Descartes – a supremacia das matemáticas

“Eis por que, talvez, daí nós não concluamos mal se dissermos que a Física, a Astronomia, a Medicina e todas as outras ciências dependentes da consideração das coisas compostas são muito duvidosas e incertas; mas que a Aritmética, a Geometria e as outras ciências desta natureza, que não tratam senão de coisas muito simples e muito gerais, sem cuidarem muito em se elas existem ou não na natureza, contêm alguma coisa de certo e indubitável. Pois, quer eu esteja acordado, quer esteja dormindo, dois mais três formarão sempre o número cinco e o quadrado nunca terá mais do que quatro lados; e não parece possível que verdades tão patentes possam ser suspeitas de alguma falsidade ou incerteza.”

Descartes, “Meditações” (p.3-4)

René Descartes (1596 – 1650)

Discurso sobre o Método (1637) – PT / ENG
Meditações Metafísicas (1641) – PT / ENG

Descartes (1)René Descartes (1596–1650) was a creative mathematician of the first order, an important scientific thinker, and an original metaphysician. During the course of his life, he was a mathematician first, a natural scientist or “natural philosopher” second, and a metaphysician third. In mathematics, he developed the techniques that made possible algebraic (or “analytic”) geometry. In natural philosophy, he can be credited with several specific achievements: co-framer of the sine law of refraction, developer of an important empirical account of the rainbow, and proposer of a naturalistic account of the formation of the earth and planets (a precursor to the nebular hypothesis). More importantly, he offered a new vision of the natural world that continues to shape our thought today: a world of matter possessing a few fundamental properties and interacting according to a few universal laws. This natural world included an immaterial mind that, in human beings, was directly related to the brain; in this way, Descartes formulated the modern version of the mind–body problem. In metaphysics, he provided arguments for the existence of God, to show that the essence of matter is extension, and that the essence of mind is thought. Descartes claimed early on to possess a special method, which was variously exhibited in mathematics, natural philosophy, and metaphysics, and which, in the latter part of his life, included, or was supplemented by, a method of doubt.

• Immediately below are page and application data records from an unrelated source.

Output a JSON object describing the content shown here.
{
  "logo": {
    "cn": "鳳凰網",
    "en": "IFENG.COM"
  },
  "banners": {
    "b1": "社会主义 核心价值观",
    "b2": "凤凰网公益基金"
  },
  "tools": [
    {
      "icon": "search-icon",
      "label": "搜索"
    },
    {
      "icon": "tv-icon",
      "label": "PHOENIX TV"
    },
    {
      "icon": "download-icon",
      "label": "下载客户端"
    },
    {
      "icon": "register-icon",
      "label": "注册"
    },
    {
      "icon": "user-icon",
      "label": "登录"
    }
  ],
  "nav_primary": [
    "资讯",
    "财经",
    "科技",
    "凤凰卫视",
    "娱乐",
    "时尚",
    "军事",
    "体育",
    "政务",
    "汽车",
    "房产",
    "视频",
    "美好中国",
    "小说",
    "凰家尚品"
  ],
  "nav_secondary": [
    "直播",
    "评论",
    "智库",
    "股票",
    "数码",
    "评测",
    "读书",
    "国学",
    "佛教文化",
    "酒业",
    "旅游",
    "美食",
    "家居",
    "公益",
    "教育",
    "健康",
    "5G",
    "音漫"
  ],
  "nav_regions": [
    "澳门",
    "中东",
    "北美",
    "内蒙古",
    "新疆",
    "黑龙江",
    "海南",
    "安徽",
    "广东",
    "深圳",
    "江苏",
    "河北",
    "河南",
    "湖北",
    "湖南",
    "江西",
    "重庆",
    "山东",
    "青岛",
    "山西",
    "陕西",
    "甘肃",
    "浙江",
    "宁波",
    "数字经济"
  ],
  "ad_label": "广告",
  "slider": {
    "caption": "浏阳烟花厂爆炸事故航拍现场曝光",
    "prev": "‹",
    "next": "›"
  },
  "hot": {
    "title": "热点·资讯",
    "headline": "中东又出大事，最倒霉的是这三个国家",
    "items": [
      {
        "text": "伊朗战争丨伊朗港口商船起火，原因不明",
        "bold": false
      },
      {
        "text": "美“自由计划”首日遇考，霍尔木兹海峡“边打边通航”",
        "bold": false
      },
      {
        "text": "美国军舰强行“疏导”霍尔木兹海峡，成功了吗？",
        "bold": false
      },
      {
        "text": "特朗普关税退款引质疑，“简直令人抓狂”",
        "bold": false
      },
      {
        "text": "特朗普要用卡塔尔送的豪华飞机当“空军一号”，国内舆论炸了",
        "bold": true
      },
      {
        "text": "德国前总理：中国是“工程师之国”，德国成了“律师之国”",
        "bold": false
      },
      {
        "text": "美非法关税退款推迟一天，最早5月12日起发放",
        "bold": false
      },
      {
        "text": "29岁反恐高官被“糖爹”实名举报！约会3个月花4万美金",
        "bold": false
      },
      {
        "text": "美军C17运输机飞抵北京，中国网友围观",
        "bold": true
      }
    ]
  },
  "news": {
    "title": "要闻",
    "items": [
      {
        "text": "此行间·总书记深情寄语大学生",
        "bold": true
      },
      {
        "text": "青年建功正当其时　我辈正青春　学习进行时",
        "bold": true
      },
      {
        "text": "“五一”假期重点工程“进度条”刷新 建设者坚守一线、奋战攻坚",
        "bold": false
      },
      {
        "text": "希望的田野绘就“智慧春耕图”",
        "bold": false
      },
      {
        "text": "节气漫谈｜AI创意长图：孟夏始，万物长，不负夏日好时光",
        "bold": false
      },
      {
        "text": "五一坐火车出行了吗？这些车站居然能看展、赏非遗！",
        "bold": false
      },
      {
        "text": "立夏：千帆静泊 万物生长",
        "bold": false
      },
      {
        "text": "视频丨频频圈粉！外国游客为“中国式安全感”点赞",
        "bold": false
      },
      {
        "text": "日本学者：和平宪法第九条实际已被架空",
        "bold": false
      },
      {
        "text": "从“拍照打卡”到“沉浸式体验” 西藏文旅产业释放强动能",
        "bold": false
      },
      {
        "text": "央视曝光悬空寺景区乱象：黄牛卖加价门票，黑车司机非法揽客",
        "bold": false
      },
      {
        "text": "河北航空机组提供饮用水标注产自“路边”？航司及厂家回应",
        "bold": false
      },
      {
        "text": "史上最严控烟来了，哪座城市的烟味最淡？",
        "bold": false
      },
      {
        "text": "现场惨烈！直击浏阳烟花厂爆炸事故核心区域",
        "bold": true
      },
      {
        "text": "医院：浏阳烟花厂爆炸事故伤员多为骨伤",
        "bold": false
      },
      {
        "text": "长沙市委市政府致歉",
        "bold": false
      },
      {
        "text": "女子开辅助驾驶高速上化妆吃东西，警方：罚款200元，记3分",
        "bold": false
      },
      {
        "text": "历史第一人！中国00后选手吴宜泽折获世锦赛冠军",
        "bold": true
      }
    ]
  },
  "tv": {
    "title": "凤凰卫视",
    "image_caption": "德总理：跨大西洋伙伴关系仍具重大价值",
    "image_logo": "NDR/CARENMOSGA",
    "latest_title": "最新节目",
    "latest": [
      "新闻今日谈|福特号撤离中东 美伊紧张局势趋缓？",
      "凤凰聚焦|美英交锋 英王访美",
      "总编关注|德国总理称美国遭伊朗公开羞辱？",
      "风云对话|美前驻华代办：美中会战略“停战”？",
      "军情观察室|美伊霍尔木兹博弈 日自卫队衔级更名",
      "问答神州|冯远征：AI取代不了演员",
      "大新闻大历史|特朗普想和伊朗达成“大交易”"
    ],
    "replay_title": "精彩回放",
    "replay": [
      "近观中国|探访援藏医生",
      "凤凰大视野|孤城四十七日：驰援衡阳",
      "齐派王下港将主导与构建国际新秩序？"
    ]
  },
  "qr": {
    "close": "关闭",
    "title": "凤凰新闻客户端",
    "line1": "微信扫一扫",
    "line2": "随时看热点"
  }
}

Fonte: Stanford Encyclopedia of Philosophy Continuar lendo